This being my first conference I was worried and concerned about how I would get on with lots of people I did not know, a lot of paperwork and being disabled. However these worries were instantly put to rest as I was greeted by very helpful security guards who told me where to go to get the mobility scooter I had ordered before I came.
When I was growing up my school didn’t have a sixth form. I guess that’s because most of us didn’t do A levels. So I went to a separate sixth form college - Runshaw in Leyland - and, in my first week, I joined the Liberal Party.
I also joined a band.
I’m assuming you may have seen the photos.
The only good thing I can say is that because the photos are pre-digital they are so low resolution that you can’t make out the eye-liner.
Local member Soomin Leong recently went along to a donation drive organised by CalAid in support of the Refugee Crisis. Soomin got in touch to ask if anyone knew of other local initiatives (we knew a few) so we've put a page together - called Refugee Crisis: How we can help - with all the different positive actions we know of to date.
'A week is a long time in politics' is one of the most hackneyed phrases in politics, but I couldn't think of another way to start this post. Moving on...
Last Monday saw the second reading of the Tories’ Welfare Reform and Work Bill, a bill that contained more cruel and unusual punishments on young people than the 50 Fifty Shades of Grey trilogy. Lowering the benefit cap, scrapping the automatic entitlement to housing benefit for 18–21-year-olds and cutting employment support allowance were just some of the measures that the Lib Dems blocked in coalition and that Osborne is now unleashing gleefully in his first pure Tory budget.

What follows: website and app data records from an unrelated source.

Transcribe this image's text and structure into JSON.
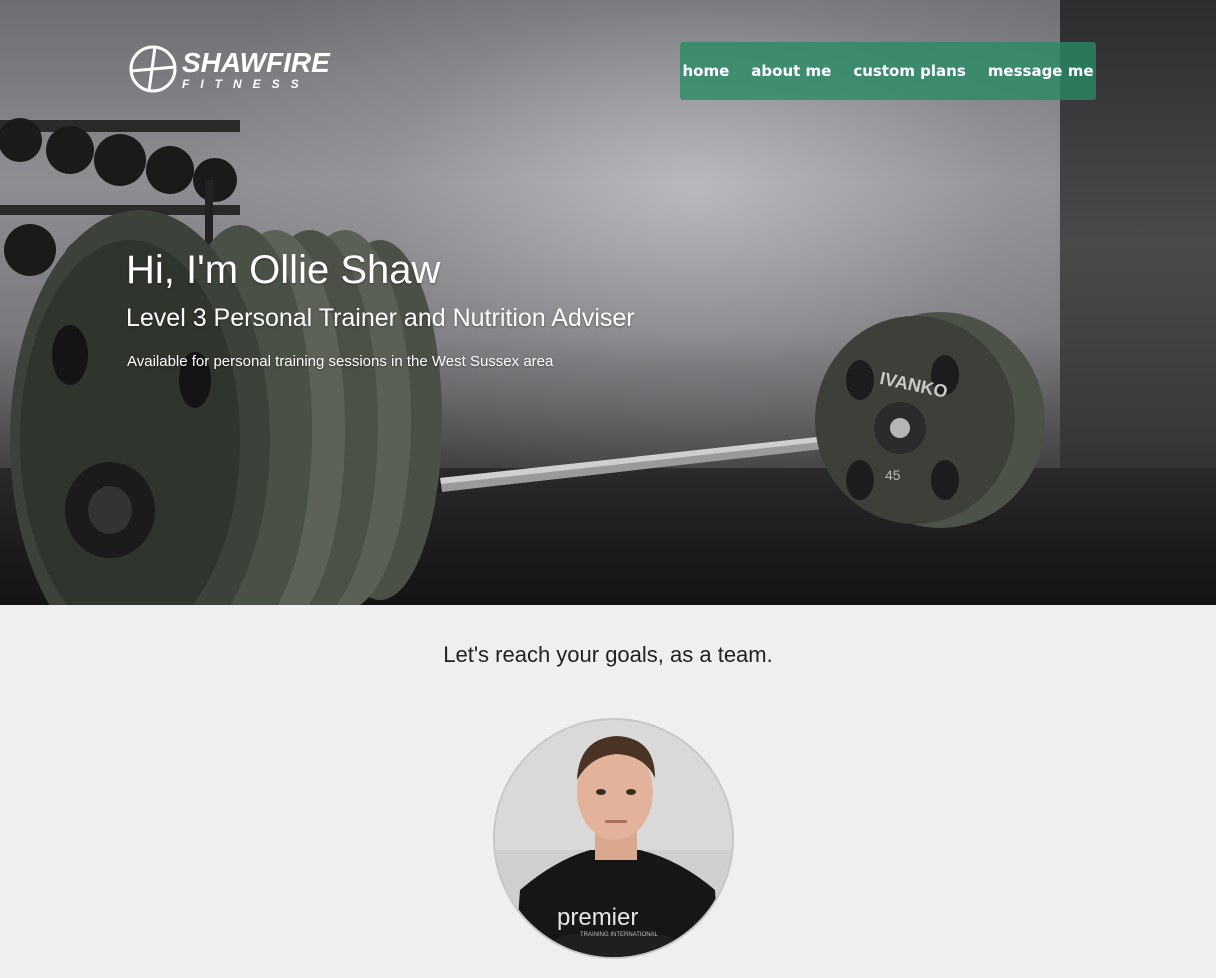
{
  "brand": {
    "name": "SHAWFIRE",
    "tagline": "FITNESS",
    "logo_icon": "crosshair-circle-icon"
  },
  "nav": {
    "items": [
      {
        "label": "home"
      },
      {
        "label": "about me"
      },
      {
        "label": "custom plans"
      },
      {
        "label": "message me"
      }
    ],
    "background_color": "#288c64"
  },
  "hero": {
    "title": "Hi, I'm Ollie Shaw",
    "subtitle": "Level 3 Personal Trainer and Nutrition Adviser",
    "description": "Available for personal training sessions in the West Sussex area",
    "plate_brand": "IVANKO",
    "plate_weight": "45"
  },
  "main": {
    "tagline": "Let's reach your goals, as a team.",
    "avatar": {
      "shirt_text": "premier",
      "shirt_subtext": "TRAINING INTERNATIONAL"
    }
  }
}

It is unlikely that anyone even vaguely interested in the fortunes of the Liberal Democrats would have missed it, but on Friday, a day after Tim Farron was elected leader, the party got its first juicy post-election controversy: in an interview with Channel 4, Farron was asked (repeatedly, as the numerous think pieces already dedicated to the subject are keen to point out) whether he, as a Christian, believes that gay sex is a sin. His answer, delivered articulately if not entirely confidently, was deemed evasive and unsuitable for a self-congratulatory liberal media culture increasingly averse to any nuance or ambiguity.